    Among the Egyptians these two constellations are represented by the figures of bears, instead of waggons. Whence the Hebrew name is derived is not quite certain; but if it be from the Arabic, it probably means the same - a bier. There seems no reason to doubt, however, that the Ursa Major is intended; and that the idea here is, that the greatness of God is shown by his having made this beautiful constellation.

    Orion - The Vulgate renders this Orion, the Septuagint, "Εσπερον Hesperon, Hesperus - that is, the evening star, Venus. The word כסיל kesı̂yl, is from כסל kâsal, to be fat or fleshy; to be strong, lusty, firm; and then to be dull, sluggish, stupid - as fat persons usually are. Hence, the word כסיל kesı̂yl means a fool, Psalm 49:11; Proverbs 1:32; Proverbs 10:1, It is used here, however, to denote a constellation, and by most interpreters it is supposed to denote the constellation Orion, which the Orientals call a giant. "They appear to have conceived of this constellation under the figure of an impious giant bound upon the sky." Gesenius. Hence the expression, Job 38:31; "Canst thou loose the bands of Orion?" According to the Eastern tradition, this giant was Nimrod, the founder of Babylon, afterward translated to the skies; see the notes at Isaiah 13:10, where it is rendered constellation. Virgil speaks of it as the Stormy Orion:

    continued...

    Wesley's Notes on Job 9:9

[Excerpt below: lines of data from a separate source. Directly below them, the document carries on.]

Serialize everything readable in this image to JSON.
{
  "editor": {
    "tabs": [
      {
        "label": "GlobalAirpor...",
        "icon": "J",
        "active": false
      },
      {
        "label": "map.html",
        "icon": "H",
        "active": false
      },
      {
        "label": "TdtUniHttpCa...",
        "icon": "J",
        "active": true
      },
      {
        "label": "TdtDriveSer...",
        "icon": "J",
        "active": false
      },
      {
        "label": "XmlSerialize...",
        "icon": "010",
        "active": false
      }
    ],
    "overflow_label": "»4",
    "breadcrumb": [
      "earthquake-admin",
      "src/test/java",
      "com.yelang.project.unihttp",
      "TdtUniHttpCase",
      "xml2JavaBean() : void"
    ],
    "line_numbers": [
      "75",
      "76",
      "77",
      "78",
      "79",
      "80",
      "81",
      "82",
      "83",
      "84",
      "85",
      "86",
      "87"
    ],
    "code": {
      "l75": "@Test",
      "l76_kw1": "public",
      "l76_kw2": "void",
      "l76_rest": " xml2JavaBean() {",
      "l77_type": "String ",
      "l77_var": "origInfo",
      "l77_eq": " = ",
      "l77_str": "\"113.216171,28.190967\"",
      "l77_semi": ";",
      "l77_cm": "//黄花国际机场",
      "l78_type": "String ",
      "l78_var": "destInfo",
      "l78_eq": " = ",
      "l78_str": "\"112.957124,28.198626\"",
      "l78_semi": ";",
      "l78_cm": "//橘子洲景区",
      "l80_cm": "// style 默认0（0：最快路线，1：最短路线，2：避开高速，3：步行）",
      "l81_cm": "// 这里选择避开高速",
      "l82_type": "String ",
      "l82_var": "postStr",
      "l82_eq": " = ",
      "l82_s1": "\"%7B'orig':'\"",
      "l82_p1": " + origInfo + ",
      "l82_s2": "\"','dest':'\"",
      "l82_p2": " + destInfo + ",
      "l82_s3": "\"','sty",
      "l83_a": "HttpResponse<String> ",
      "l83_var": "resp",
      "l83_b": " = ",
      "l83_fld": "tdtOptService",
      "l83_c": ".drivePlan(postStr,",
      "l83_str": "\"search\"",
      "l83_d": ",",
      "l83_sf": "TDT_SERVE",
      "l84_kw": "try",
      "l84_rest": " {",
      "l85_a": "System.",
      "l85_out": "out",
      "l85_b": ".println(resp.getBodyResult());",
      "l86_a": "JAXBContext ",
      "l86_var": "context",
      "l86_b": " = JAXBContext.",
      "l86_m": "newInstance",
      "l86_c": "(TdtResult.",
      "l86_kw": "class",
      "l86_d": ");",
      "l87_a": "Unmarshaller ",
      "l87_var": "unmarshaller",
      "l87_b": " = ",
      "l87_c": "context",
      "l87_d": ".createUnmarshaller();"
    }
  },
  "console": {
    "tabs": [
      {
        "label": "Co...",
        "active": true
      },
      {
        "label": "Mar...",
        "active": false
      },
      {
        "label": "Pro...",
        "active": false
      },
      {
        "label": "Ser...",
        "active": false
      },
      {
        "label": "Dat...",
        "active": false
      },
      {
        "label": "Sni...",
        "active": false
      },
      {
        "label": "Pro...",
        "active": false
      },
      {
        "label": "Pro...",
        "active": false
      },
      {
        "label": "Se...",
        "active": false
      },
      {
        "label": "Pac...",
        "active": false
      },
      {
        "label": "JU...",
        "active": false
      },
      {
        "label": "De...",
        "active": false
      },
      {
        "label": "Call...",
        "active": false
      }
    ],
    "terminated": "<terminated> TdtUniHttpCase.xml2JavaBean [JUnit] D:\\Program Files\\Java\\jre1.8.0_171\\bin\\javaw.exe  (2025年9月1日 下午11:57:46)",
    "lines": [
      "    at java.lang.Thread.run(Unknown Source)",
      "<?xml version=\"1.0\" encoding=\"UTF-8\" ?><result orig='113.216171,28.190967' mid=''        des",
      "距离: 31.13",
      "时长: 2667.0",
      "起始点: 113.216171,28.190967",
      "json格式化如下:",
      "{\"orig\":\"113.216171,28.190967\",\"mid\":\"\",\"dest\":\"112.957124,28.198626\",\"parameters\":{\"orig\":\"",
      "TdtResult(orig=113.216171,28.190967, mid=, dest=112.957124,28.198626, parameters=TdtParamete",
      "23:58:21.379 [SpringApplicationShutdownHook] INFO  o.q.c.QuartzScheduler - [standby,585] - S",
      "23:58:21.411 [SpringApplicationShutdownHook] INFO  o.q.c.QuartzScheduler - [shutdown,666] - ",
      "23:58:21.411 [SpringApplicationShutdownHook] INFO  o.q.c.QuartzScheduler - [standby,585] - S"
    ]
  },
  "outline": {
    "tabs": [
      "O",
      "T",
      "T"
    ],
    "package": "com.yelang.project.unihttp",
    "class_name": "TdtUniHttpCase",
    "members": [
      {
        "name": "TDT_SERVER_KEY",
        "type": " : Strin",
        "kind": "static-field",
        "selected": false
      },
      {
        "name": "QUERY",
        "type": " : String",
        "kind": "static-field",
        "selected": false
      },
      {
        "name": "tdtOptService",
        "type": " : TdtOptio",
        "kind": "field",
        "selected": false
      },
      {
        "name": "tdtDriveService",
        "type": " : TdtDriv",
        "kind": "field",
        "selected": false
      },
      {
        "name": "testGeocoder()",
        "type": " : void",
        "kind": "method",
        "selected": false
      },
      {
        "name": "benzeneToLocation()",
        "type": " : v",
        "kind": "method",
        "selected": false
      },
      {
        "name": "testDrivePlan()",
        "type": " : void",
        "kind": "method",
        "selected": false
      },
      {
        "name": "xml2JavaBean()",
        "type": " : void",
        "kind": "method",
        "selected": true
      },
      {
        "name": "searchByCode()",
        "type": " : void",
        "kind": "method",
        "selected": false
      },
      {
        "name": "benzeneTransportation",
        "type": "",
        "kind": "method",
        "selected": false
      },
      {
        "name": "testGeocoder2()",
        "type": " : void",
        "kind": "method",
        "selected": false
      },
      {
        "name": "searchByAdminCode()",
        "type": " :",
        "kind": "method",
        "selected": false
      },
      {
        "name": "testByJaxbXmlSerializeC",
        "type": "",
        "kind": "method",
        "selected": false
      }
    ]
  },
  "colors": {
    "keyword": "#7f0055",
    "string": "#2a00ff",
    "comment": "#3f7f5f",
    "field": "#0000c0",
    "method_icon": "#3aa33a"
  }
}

    9:9 Ordereth - Disposeth them, governeth their rising and setting, and all their influences. These he names as constellations of greatest eminency; but under them he seems to comprehend all the stars, which as they were created by God, so are under his government. Arcturus is a northern constellation, near that called the Bear. Orion is a more southerly constellation, that rises to us in December. The Pleiades is a constellation not far from Orion, which we call the seven stars: by the chambers, (or inmost chambers, as the word signifies) of the south, he seems to understand those stars and constellations which are toward the southern pole, which are called inward chambers, because they are for the most part hid and shut up from these parts of the world.
    Book: Job